Sep. 12—Citing a combination of sturdy containment lines and a shift in weather that included light rain Sunday night and Monday morning, fire officials say they've "turned a corner" and are growing confident the Rum Creek Fire burning near Merlin won't grow any further.

Containment around the lightning-caused wildfire reported Aug. 17 near Galice reached the 75% mark, according to a Monday morning Inciweb update. The fire's footprint held at 21,347 acres.

Fire danger remained heightened Monday because larger fuels such as logs are still dry, according to an update from Northern Rockies Incident Management Team 6, which took over the fire Friday.

"Finer fuels" such as grasses and shrubs, however, are "not as critically dry" thanks to the rain that fell as part of a weather system that's a remnant of Tropical Storm Kay.

Fire officials said the light rain was helpful because it can soak into the ground and be better absorbed by vegetation than heavy rain.

Evacuation orders and warnings were unchanged as of Monday. According to the Josephine County Emergency Management evacuation map, three addresses north of Galice were on Level 3 "Go" evacuation orders displacing seven people and threatening one structure. Another 17 addresses south of Galice containing 17 structures and 43 people were on Level 2 "Be Set" evacuation orders requiring them to be ready to leave at a moment's notice.

Some 889 personnel were working the fire Monday, according to the Inciweb update. Crews will focus on securing lines and continuing their mop-up and suppression efforts.

Firefighters Monday were on the lookout for wisps of steam in the fire zone that indicate residual hot spots inside the lines and along the perimeter, which for much of the fire is now between 200 and 300 feet into the fire line, according to fire officials.

The forecast calls for skies to clear this week, but temperatures are expected to be cooler and more humid for the next several days.

Some equipment, such as fire hoses, pumps and fittings, which were kept along the fire's perimeter during the red flag conditions in recent days, will be reallocated to roads and access points or transported back to the incident command post.

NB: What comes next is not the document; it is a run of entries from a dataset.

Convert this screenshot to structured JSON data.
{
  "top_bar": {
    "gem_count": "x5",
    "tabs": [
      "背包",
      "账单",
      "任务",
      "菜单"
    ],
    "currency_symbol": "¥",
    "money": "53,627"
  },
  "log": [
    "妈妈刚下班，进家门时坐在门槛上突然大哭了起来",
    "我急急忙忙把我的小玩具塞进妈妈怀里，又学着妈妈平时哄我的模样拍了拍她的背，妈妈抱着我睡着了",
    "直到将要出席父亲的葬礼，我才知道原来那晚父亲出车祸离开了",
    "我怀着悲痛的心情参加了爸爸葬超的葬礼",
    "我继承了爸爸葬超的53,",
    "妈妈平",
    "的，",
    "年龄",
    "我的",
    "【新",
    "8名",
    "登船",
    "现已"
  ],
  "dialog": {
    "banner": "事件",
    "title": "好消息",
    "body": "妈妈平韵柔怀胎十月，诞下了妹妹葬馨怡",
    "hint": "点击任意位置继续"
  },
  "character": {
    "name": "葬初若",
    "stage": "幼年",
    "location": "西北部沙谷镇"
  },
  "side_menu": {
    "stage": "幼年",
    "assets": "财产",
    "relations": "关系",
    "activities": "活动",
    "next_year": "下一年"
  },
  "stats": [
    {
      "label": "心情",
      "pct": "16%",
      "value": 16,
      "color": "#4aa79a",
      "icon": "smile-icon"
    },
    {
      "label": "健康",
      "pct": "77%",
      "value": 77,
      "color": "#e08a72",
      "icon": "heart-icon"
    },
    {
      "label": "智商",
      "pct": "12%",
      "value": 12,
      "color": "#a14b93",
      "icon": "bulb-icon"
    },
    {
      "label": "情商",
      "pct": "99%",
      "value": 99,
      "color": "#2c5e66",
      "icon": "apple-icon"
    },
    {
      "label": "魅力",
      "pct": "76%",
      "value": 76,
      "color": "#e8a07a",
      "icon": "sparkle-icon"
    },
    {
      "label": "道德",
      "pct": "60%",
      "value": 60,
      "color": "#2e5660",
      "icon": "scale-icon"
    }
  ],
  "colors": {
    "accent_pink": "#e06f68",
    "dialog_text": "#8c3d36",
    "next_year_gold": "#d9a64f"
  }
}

Progress on the Rum Creek Fire helped improve local air quality. Oregon Department of Environmental Quality removed Jackson, Josephine, Douglas and Curry counties from its latest air quality advisory.

Medford's forecast calls for moderate air quality into Tuesday.

The last time the Medford air quality monitor registered a reading higher than moderate was one hour at unhealthy for sensitive groups at 4 p.m. Sept. 7.

Other parts of the state — Klamath, Baker, Crook, Deschutes, Grant, Lake, Lane, Malheur, Umatilla, Union, Wallowa and Wheeler counties — have air quality advisories expected to last until at least the middle of this week because of smoke from the Cedar Creek Fire near Oakridge and the Double Mountain Fire near Joseph, according to Oregon DEQ.

Reach web editor Nick Morgan at 541-776-4471 or nmorgan@rosebudmedia.com. Follow him on Twitter @MTwebeditor.